With a new administration and Congress, it’s time to take a look at how America plans for emergencies.
Natural disasters like Hurricane Matthew are a reminder of why selecting the right person to serve as the next FEMA administrator is so important.
One of DHS’ most important and public facing jobs is that of FEMA Administrator. Here are some people to consider for the job in the next administration.
On Tuesday, FEMA Administrator Craig Fugate sent this public letter detailing his agency’s efforts in responding to the massive flooding in Louisiana.
President Obama is visiting flood-ravaged Louisiana amid criticism. Does he deserve it? Let’s give this a bit of perspective.
Most organizations can perform well when conditions are at their best, but it’s those truly epic “bad days” when dependability and performance are most important. Given how poorly the Washington, DC, Metro system has been performing on its “good days,” is there any reason to believe it will be able to perform under horrific conditions?
In a matter of months, the United States will have a new president. Leadership transitions are awkward affairs, but one of the most important parts of a successful process is understanding how to handle major emergencies on Day One.
The East Coast is still digging out after Winter Storm Jonas, some places faster than others. An important part of recovery from major weather events is reliable information, and there’s reason to think some areas hit by Jonas could be doing a better job. This isn’t just about knowledge; it’s about emergency management.

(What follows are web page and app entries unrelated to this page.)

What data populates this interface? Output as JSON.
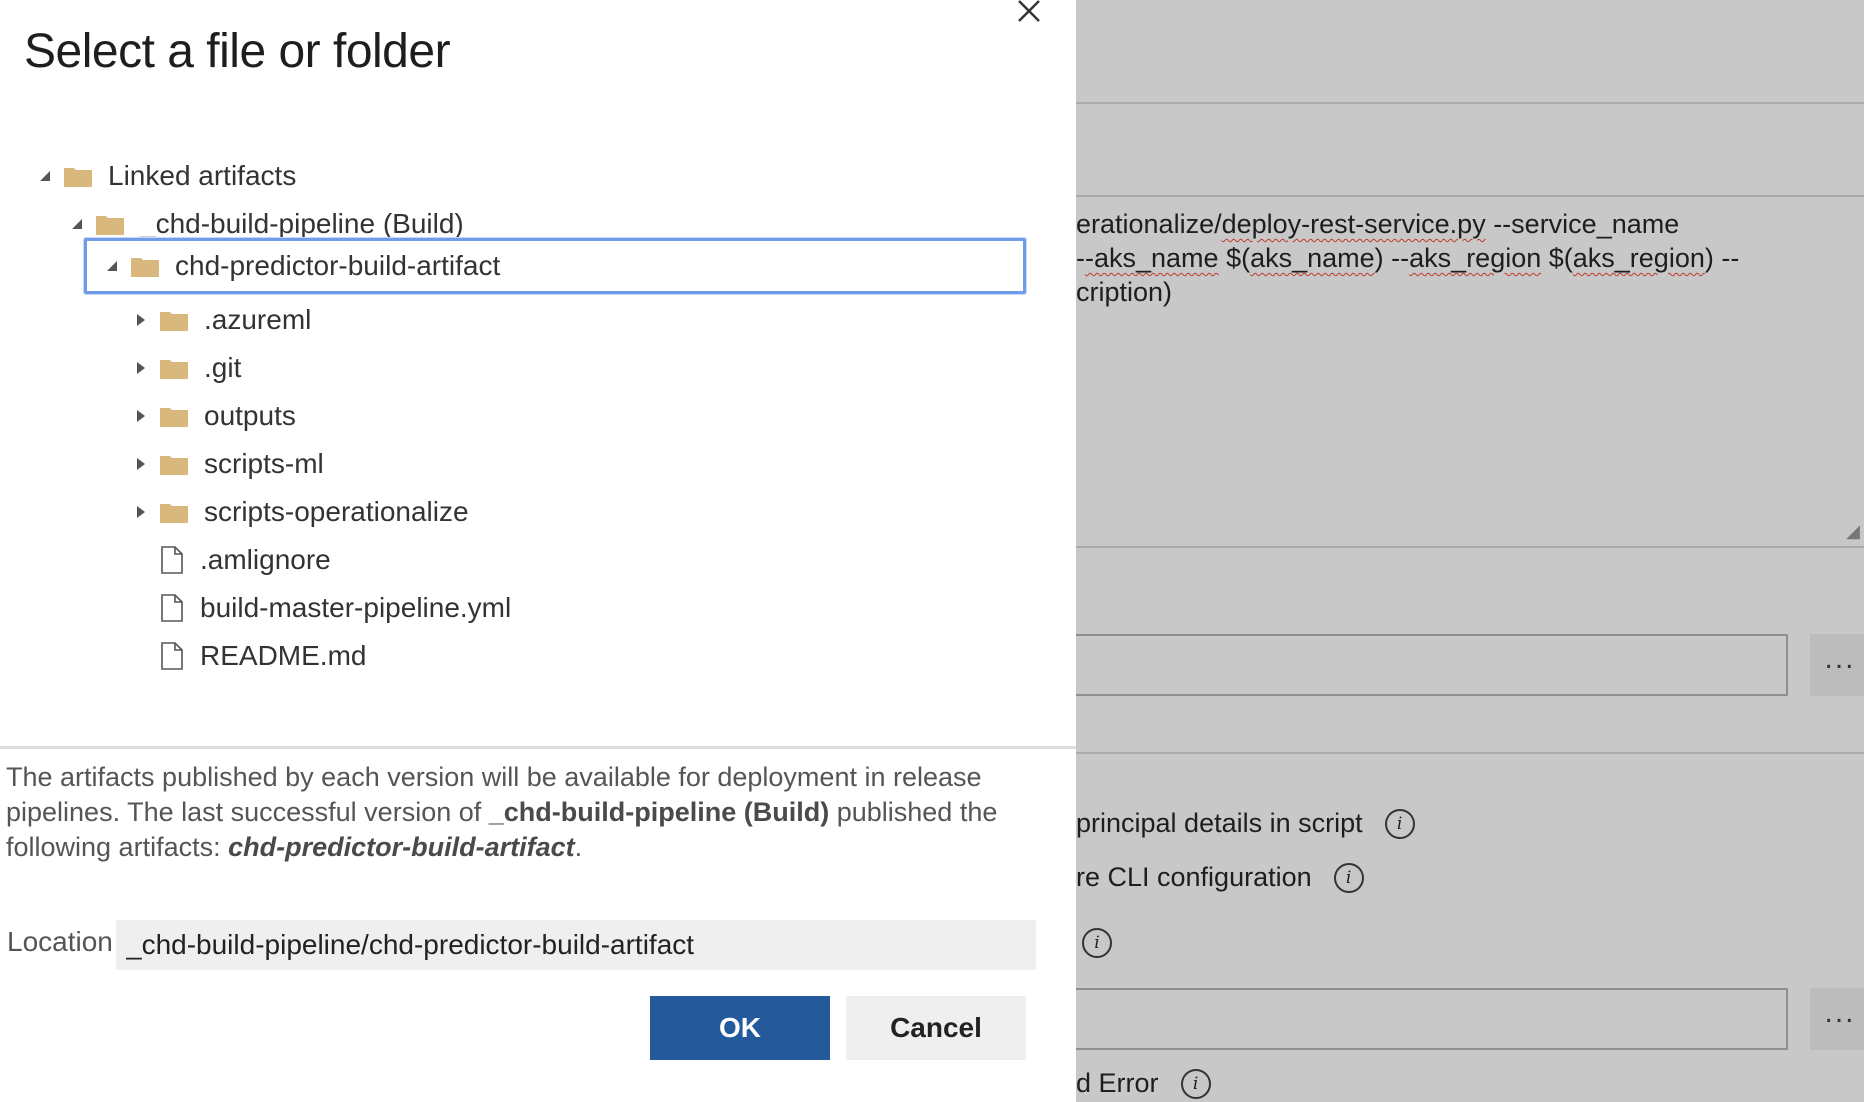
{
  "dialog": {
    "title": "Select a file or folder",
    "tree": {
      "root": "Linked artifacts",
      "pipeline": "_chd-build-pipeline (Build)",
      "artifact": "chd-predictor-build-artifact",
      "folders": [
        ".azureml",
        ".git",
        "outputs",
        "scripts-ml",
        "scripts-operationalize"
      ],
      "files": [
        ".amlignore",
        "build-master-pipeline.yml",
        "README.md"
      ]
    },
    "description": {
      "part1": "The artifacts published by each version will be available for deployment in release pipelines. The last successful version of ",
      "pipeline_bold": "_chd-build-pipeline (Build)",
      "part2": " published the following artifacts: ",
      "artifact_italic": "chd-predictor-build-artifact",
      "part3": "."
    },
    "location": {
      "label": "Location",
      "value": "_chd-build-pipeline/chd-predictor-build-artifact"
    },
    "ok_label": "OK",
    "cancel_label": "Cancel"
  },
  "background": {
    "script_line1_a": "erationalize/",
    "script_line1_link": "deploy-rest-service.py",
    "script_line1_b": " --service_name",
    "script_line2_a": "-",
    "script_line2_sq1": "-aks_name",
    "script_line2_b": " $(",
    "script_line2_sq2": "aks_name",
    "script_line2_c": ") --",
    "script_line2_sq3": "aks_region",
    "script_line2_d": " $(",
    "script_line2_sq4": "aks_region",
    "script_line2_e": ") --",
    "script_line3": "cription)",
    "more_label": "...",
    "option1": "principal details in script",
    "option2": "re CLI configuration",
    "option4": "d Error"
  },
  "colors": {
    "ok_bg": "#245a9c",
    "selected_border": "#6f9be8",
    "folder": "#d9b77d",
    "overlay_bg": "#c8c8c8"
  }
}
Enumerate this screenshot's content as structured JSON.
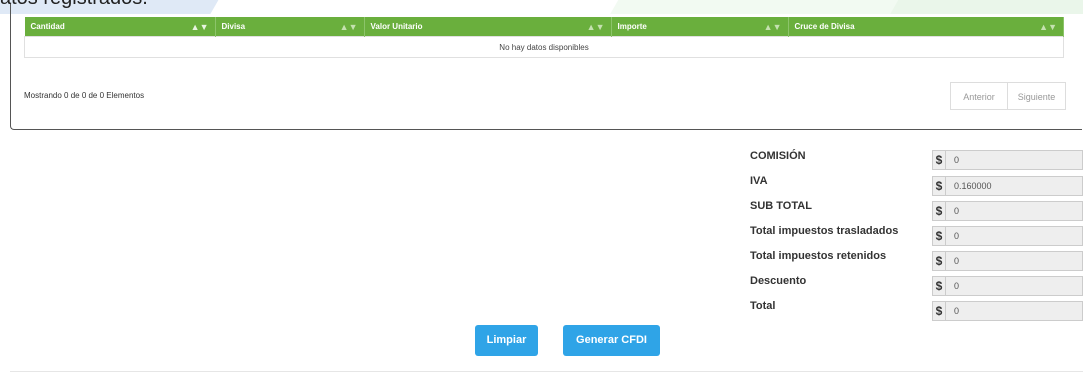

In a recent post, legal expert Sterling Miller writes about the critical role SAFETY Act plays in effective emergency preparedness and liability coverage and notes Security Debrief contributor David Olive’s expertise on the subject.